[App and web page records]
»»
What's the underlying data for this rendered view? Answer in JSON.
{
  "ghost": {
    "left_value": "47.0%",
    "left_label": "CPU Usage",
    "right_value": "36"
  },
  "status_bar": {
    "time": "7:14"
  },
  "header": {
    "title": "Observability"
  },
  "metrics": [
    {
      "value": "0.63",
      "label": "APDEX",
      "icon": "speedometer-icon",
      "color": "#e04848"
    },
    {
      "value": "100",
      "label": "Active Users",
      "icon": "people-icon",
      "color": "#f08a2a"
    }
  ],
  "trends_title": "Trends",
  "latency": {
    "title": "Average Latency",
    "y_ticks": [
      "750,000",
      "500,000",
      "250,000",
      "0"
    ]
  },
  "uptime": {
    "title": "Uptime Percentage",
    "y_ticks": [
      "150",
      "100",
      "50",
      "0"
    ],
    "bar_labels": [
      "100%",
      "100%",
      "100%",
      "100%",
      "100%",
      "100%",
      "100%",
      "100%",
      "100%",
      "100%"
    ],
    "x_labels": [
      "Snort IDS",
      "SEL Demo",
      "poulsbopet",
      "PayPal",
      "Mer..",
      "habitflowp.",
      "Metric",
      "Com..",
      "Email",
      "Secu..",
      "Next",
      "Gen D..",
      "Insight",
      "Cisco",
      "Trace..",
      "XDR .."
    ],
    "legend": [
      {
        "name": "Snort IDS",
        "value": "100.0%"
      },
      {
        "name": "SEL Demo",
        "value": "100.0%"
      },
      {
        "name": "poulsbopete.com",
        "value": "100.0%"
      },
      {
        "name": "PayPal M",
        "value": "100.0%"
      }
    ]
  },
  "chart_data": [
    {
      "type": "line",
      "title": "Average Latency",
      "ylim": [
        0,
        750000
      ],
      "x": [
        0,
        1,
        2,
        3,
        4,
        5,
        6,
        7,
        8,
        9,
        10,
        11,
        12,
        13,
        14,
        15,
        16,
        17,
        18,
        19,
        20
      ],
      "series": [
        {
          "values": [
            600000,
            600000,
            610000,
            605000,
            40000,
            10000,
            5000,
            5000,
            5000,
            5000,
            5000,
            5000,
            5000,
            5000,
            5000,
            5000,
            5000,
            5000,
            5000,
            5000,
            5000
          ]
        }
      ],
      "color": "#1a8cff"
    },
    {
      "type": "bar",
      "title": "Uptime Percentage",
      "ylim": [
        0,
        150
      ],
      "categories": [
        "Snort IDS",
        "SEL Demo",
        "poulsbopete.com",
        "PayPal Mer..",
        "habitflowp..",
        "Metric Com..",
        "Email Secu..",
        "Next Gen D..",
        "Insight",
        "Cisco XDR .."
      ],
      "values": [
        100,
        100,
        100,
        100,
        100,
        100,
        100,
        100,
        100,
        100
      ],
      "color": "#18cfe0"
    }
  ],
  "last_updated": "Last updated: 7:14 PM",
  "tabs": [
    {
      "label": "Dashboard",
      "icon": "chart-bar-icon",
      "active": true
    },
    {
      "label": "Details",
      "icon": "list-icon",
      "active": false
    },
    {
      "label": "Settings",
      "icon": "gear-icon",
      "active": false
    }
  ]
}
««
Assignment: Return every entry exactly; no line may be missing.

Exercise solution:
What's the underlying data for this rendered view? Answer in JSON.
{
  "ghost": {
    "left_value": "47.0%",
    "left_label": "CPU Usage",
    "right_value": "36"
  },
  "status_bar": {
    "time": "7:14"
  },
  "header": {
    "title": "Observability"
  },
  "metrics": [
    {
      "value": "0.63",
      "label": "APDEX",
      "icon": "speedometer-icon",
      "color": "#e04848"
    },
    {
      "value": "100",
      "label": "Active Users",
      "icon": "people-icon",
      "color": "#f08a2a"
    }
  ],
  "trends_title": "Trends",
  "latency": {
    "title": "Average Latency",
    "y_ticks": [
      "750,000",
      "500,000",
      "250,000",
      "0"
    ]
  },
  "uptime": {
    "title": "Uptime Percentage",
    "y_ticks": [
      "150",
      "100",
      "50",
      "0"
    ],
    "bar_labels": [
      "100%",
      "100%",
      "100%",
      "100%",
      "100%",
      "100%",
      "100%",
      "100%",
      "100%",
      "100%"
    ],
    "x_labels": [
      "Snort IDS",
      "SEL Demo",
      "poulsbopet",
      "PayPal",
      "Mer..",
      "habitflowp.",
      "Metric",
      "Com..",
      "Email",
      "Secu..",
      "Next",
      "Gen D..",
      "Insight",
      "Cisco",
      "Trace..",
      "XDR .."
    ],
    "legend": [
      {
        "name": "Snort IDS",
        "value": "100.0%"
      },
      {
        "name": "SEL Demo",
        "value": "100.0%"
      },
      {
        "name": "poulsbopete.com",
        "value": "100.0%"
      },
      {
        "name": "PayPal M",
        "value": "100.0%"
      }
    ]
  },
  "chart_data": [
    {
      "type": "line",
      "title": "Average Latency",
      "ylim": [
        0,
        750000
      ],
      "x": [
        0,
        1,
        2,
        3,
        4,
        5,
        6,
        7,
        8,
        9,
        10,
        11,
        12,
        13,
        14,
        15,
        16,
        17,
        18,
        19,
        20
      ],
      "series": [
        {
          "values": [
            600000,
            600000,
            610000,
            605000,
            40000,
            10000,
            5000,
            5000,
            5000,
            5000,
            5000,
            5000,
            5000,
            5000,
            5000,
            5000,
            5000,
            5000,
            5000,
            5000,
            5000
          ]
        }
      ],
      "color": "#1a8cff"
    },
    {
      "type": "bar",
      "title": "Uptime Percentage",
      "ylim": [
        0,
        150
      ],
      "categories": [
        "Snort IDS",
        "SEL Demo",
        "poulsbopete.com",
        "PayPal Mer..",
        "habitflowp..",
        "Metric Com..",
        "Email Secu..",
        "Next Gen D..",
        "Insight",
        "Cisco XDR .."
      ],
      "values": [
        100,
        100,
        100,
        100,
        100,
        100,
        100,
        100,
        100,
        100
      ],
      "color": "#18cfe0"
    }
  ],
  "last_updated": "Last updated: 7:14 PM",
  "tabs": [
    {
      "label": "Dashboard",
      "icon": "chart-bar-icon",
      "active": true
    },
    {
      "label": "Details",
      "icon": "list-icon",
      "active": false
    },
    {
      "label": "Settings",
      "icon": "gear-icon",
      "active": false
    }
  ]
}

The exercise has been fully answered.